> _Work to complete_:
Drop the images. Copy every line below character for character.

> _Records for the exercise_:
--

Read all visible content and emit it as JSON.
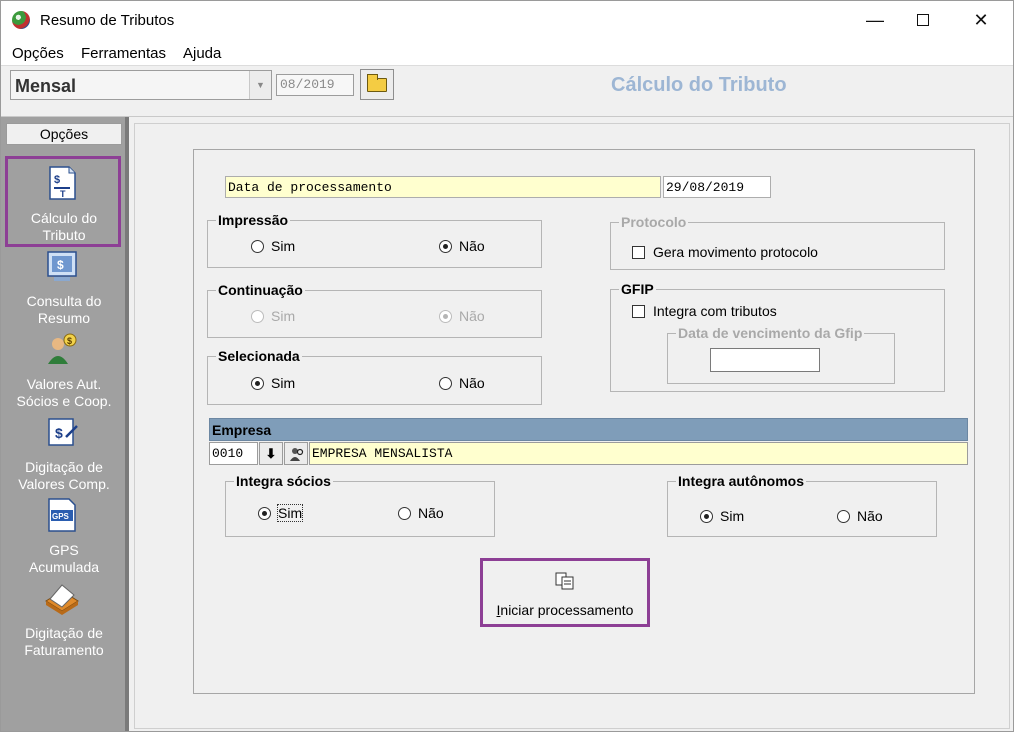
{
  "window": {
    "title": "Resumo de Tributos"
  },
  "menu": [
    "Opções",
    "Ferramentas",
    "Ajuda"
  ],
  "toolbar": {
    "period": "Mensal",
    "month": "08/2019",
    "title": "Cálculo do Tributo"
  },
  "sidebar": {
    "header": "Opções",
    "items": [
      {
        "label": "Cálculo do\nTributo",
        "icon": "calculo-tributo-icon"
      },
      {
        "label": "Consulta do\nResumo",
        "icon": "consulta-resumo-icon"
      },
      {
        "label": "Valores Aut.\nSócios e  Coop.",
        "icon": "valores-autonomos-icon"
      },
      {
        "label": "Digitação de\nValores Comp.",
        "icon": "digitacao-valores-icon"
      },
      {
        "label": "GPS\nAcumulada",
        "icon": "gps-icon"
      },
      {
        "label": "Digitação de\nFaturamento",
        "icon": "faturamento-icon"
      }
    ]
  },
  "form": {
    "data_label": "Data de processamento",
    "data_value": "29/08/2019",
    "impressao": {
      "legend": "Impressão",
      "sim": "Sim",
      "nao": "Não",
      "selected": "nao"
    },
    "continuacao": {
      "legend": "Continuação",
      "sim": "Sim",
      "nao": "Não",
      "selected": "nao",
      "disabled": true
    },
    "selecionada": {
      "legend": "Selecionada",
      "sim": "Sim",
      "nao": "Não",
      "selected": "sim"
    },
    "protocolo": {
      "legend": "Protocolo",
      "checkbox": "Gera movimento protocolo"
    },
    "gfip": {
      "legend": "GFIP",
      "checkbox": "Integra com tributos",
      "subgroup": "Data de vencimento da Gfip",
      "date_value": ""
    },
    "empresa": {
      "header": "Empresa",
      "code": "0010",
      "name": "EMPRESA MENSALISTA"
    },
    "integra_socios": {
      "legend": "Integra sócios",
      "sim": "Sim",
      "nao": "Não",
      "selected": "sim"
    },
    "integra_autonomos": {
      "legend": "Integra autônomos",
      "sim": "Sim",
      "nao": "Não",
      "selected": "sim"
    },
    "process_button": {
      "mnemonic": "I",
      "rest": "niciar processamento"
    }
  },
  "colors": {
    "highlight": "#8d3f95",
    "toolbar_title": "#9db6d4",
    "empresa_header": "#7f9db9",
    "field_yellow": "#ffffcf",
    "sidebar_bg": "#a0a0a0"
  }
}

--

> _Output of the exercise_:
Read all visible content and emit it as JSON.
{
  "window": {
    "title": "Resumo de Tributos"
  },
  "menu": [
    "Opções",
    "Ferramentas",
    "Ajuda"
  ],
  "toolbar": {
    "period": "Mensal",
    "month": "08/2019",
    "title": "Cálculo do Tributo"
  },
  "sidebar": {
    "header": "Opções",
    "items": [
      {
        "label": "Cálculo do\nTributo",
        "icon": "calculo-tributo-icon"
      },
      {
        "label": "Consulta do\nResumo",
        "icon": "consulta-resumo-icon"
      },
      {
        "label": "Valores Aut.\nSócios e  Coop.",
        "icon": "valores-autonomos-icon"
      },
      {
        "label": "Digitação de\nValores Comp.",
        "icon": "digitacao-valores-icon"
      },
      {
        "label": "GPS\nAcumulada",
        "icon": "gps-icon"
      },
      {
        "label": "Digitação de\nFaturamento",
        "icon": "faturamento-icon"
      }
    ]
  },
  "form": {
    "data_label": "Data de processamento",
    "data_value": "29/08/2019",
    "impressao": {
      "legend": "Impressão",
      "sim": "Sim",
      "nao": "Não",
      "selected": "nao"
    },
    "continuacao": {
      "legend": "Continuação",
      "sim": "Sim",
      "nao": "Não",
      "selected": "nao",
      "disabled": true
    },
    "selecionada": {
      "legend": "Selecionada",
      "sim": "Sim",
      "nao": "Não",
      "selected": "sim"
    },
    "protocolo": {
      "legend": "Protocolo",
      "checkbox": "Gera movimento protocolo"
    },
    "gfip": {
      "legend": "GFIP",
      "checkbox": "Integra com tributos",
      "subgroup": "Data de vencimento da Gfip",
      "date_value": ""
    },
    "empresa": {
      "header": "Empresa",
      "code": "0010",
      "name": "EMPRESA MENSALISTA"
    },
    "integra_socios": {
      "legend": "Integra sócios",
      "sim": "Sim",
      "nao": "Não",
      "selected": "sim"
    },
    "integra_autonomos": {
      "legend": "Integra autônomos",
      "sim": "Sim",
      "nao": "Não",
      "selected": "sim"
    },
    "process_button": {
      "mnemonic": "I",
      "rest": "niciar processamento"
    }
  },
  "colors": {
    "highlight": "#8d3f95",
    "toolbar_title": "#9db6d4",
    "empresa_header": "#7f9db9",
    "field_yellow": "#ffffcf",
    "sidebar_bg": "#a0a0a0"
  }
}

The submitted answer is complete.